## WHAT THE EXERCISE ASKS
When a line of the records contains "title", copy it.

Dataset rows for apps and sites:

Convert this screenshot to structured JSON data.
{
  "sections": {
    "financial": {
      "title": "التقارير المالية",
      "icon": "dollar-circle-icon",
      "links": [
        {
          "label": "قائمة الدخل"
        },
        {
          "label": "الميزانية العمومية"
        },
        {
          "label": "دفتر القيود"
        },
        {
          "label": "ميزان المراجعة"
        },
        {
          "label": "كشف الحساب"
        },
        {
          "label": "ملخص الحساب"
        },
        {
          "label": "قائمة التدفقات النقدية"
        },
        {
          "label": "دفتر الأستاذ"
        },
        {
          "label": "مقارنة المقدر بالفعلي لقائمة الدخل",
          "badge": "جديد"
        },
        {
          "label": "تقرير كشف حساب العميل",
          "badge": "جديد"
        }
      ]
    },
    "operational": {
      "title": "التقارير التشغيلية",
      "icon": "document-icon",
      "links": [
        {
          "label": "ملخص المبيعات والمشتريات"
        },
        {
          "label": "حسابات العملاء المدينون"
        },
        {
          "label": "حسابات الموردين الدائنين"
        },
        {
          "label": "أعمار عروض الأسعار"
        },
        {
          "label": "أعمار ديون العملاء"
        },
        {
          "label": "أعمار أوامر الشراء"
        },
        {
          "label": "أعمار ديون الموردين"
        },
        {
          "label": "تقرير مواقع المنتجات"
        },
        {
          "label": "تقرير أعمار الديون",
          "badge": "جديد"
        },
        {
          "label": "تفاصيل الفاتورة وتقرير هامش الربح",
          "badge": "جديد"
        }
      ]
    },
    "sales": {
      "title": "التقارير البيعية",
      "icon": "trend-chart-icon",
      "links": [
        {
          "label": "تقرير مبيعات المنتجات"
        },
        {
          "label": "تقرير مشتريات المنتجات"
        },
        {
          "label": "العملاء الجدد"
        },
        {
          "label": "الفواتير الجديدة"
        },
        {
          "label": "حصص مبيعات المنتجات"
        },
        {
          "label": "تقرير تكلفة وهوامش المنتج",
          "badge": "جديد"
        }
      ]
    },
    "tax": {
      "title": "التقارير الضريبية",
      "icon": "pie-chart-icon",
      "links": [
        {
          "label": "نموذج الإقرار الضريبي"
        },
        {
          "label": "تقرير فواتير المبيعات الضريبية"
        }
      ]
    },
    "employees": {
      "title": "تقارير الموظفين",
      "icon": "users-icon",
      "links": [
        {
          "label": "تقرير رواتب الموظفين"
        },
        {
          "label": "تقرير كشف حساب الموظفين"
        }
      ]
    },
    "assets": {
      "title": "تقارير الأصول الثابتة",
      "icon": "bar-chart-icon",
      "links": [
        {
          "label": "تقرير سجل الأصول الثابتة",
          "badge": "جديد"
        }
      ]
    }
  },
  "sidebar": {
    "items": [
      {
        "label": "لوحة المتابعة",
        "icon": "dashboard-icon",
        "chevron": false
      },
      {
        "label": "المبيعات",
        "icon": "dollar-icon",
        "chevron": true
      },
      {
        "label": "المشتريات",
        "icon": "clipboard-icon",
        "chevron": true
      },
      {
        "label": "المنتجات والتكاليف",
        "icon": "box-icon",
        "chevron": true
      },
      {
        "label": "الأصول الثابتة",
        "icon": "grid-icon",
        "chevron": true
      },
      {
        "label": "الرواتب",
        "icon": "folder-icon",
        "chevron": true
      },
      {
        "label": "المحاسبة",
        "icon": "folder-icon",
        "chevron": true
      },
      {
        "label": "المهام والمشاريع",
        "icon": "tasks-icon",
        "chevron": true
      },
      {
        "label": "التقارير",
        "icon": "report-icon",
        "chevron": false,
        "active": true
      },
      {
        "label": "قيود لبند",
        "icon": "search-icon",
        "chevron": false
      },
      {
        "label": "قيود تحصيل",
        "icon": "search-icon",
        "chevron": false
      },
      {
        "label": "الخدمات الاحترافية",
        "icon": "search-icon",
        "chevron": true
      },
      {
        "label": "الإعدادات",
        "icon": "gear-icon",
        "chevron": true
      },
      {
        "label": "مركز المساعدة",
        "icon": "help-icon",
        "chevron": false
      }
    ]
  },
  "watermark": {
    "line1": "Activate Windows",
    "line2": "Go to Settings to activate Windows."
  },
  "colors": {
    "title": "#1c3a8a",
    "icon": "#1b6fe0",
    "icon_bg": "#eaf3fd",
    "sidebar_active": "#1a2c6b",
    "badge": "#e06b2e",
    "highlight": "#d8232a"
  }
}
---
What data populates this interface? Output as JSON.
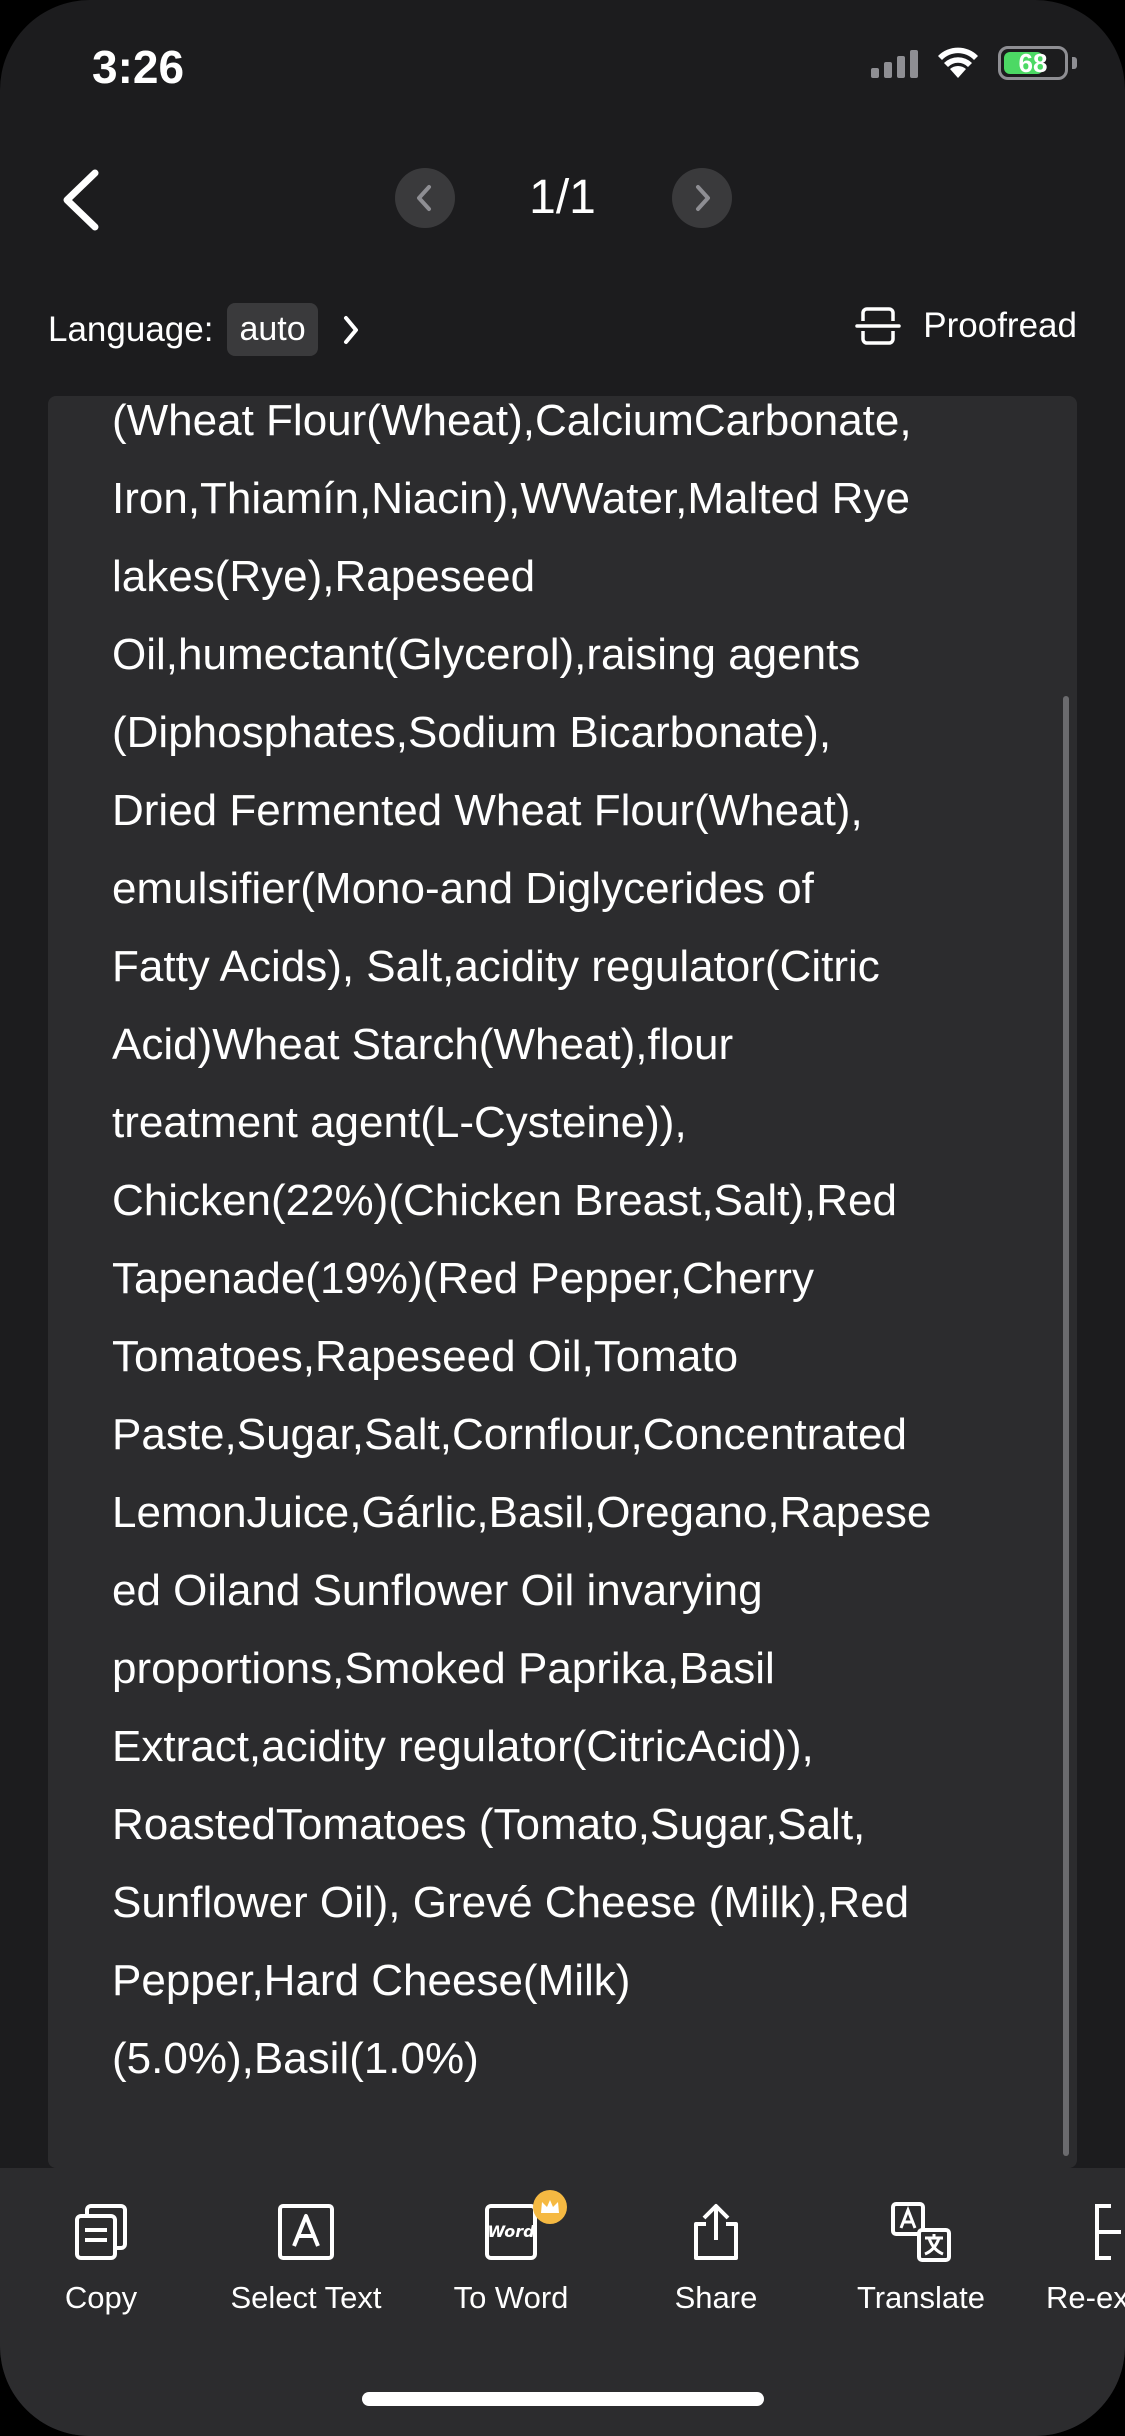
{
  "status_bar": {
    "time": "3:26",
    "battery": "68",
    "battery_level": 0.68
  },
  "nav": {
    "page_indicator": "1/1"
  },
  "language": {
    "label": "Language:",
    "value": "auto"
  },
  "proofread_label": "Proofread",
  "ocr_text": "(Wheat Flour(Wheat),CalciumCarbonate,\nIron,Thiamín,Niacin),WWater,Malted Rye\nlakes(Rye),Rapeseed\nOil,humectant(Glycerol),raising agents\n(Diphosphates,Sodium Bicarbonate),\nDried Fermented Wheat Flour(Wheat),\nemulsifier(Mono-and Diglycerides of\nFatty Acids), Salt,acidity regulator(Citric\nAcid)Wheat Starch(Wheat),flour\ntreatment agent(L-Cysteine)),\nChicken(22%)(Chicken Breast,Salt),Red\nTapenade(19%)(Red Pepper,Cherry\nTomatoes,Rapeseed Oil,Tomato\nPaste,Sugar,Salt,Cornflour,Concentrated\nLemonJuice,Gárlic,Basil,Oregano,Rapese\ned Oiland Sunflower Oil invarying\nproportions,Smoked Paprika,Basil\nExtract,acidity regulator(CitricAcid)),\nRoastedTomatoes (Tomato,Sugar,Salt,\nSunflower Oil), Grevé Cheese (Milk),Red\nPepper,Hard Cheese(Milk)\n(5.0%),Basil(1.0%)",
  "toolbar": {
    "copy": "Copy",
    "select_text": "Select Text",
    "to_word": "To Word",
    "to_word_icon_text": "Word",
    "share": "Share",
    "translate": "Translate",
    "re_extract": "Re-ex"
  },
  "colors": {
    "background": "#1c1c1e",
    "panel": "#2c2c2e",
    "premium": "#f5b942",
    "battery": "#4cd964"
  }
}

## SOLUTION TO THIS EXERCISE
      "title": "التقارير المالية",
      "title": "التقارير التشغيلية",
      "title": "التقارير البيعية",
      "title": "التقارير الضريبية",
      "title": "تقارير الموظفين",
      "title": "تقارير الأصول الثابتة",
    "title": "#1c3a8a",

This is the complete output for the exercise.